WORK TO BE COMPLETED -
Each line of the listing that contains the word "down" is to be copied.

THE INPUT -
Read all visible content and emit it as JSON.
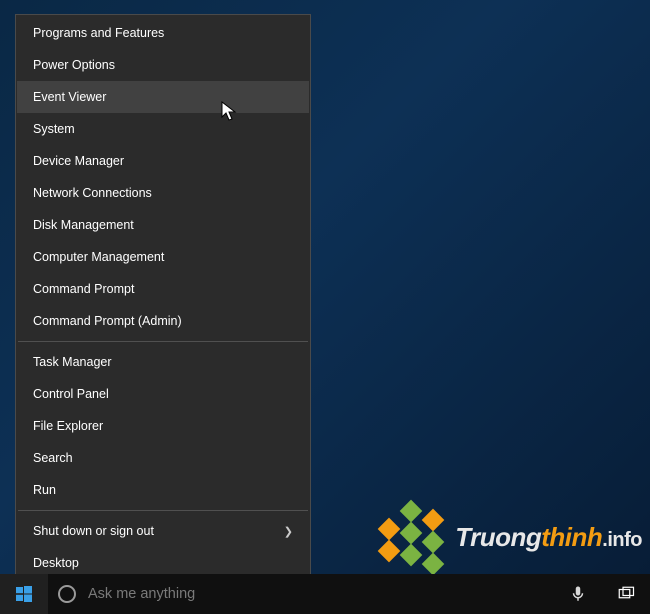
{
  "menu": {
    "groups": [
      [
        {
          "id": "programs-features",
          "label": "Programs and Features",
          "hover": false,
          "submenu": false
        },
        {
          "id": "power-options",
          "label": "Power Options",
          "hover": false,
          "submenu": false
        },
        {
          "id": "event-viewer",
          "label": "Event Viewer",
          "hover": true,
          "submenu": false
        },
        {
          "id": "system",
          "label": "System",
          "hover": false,
          "submenu": false
        },
        {
          "id": "device-manager",
          "label": "Device Manager",
          "hover": false,
          "submenu": false
        },
        {
          "id": "network-connections",
          "label": "Network Connections",
          "hover": false,
          "submenu": false
        },
        {
          "id": "disk-management",
          "label": "Disk Management",
          "hover": false,
          "submenu": false
        },
        {
          "id": "computer-management",
          "label": "Computer Management",
          "hover": false,
          "submenu": false
        },
        {
          "id": "command-prompt",
          "label": "Command Prompt",
          "hover": false,
          "submenu": false
        },
        {
          "id": "command-prompt-admin",
          "label": "Command Prompt (Admin)",
          "hover": false,
          "submenu": false
        }
      ],
      [
        {
          "id": "task-manager",
          "label": "Task Manager",
          "hover": false,
          "submenu": false
        },
        {
          "id": "control-panel",
          "label": "Control Panel",
          "hover": false,
          "submenu": false
        },
        {
          "id": "file-explorer",
          "label": "File Explorer",
          "hover": false,
          "submenu": false
        },
        {
          "id": "search",
          "label": "Search",
          "hover": false,
          "submenu": false
        },
        {
          "id": "run",
          "label": "Run",
          "hover": false,
          "submenu": false
        }
      ],
      [
        {
          "id": "shut-down-sign-out",
          "label": "Shut down or sign out",
          "hover": false,
          "submenu": true
        },
        {
          "id": "desktop",
          "label": "Desktop",
          "hover": false,
          "submenu": false
        }
      ]
    ]
  },
  "taskbar": {
    "search_placeholder": "Ask me anything"
  },
  "watermark": {
    "text_pre": "Truong",
    "text_hl": "thinh",
    "text_post": ".info"
  }
}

SOLUTION TO THIS TASK -
          "id": "shut-down-sign-out",
          "label": "Shut down or sign out",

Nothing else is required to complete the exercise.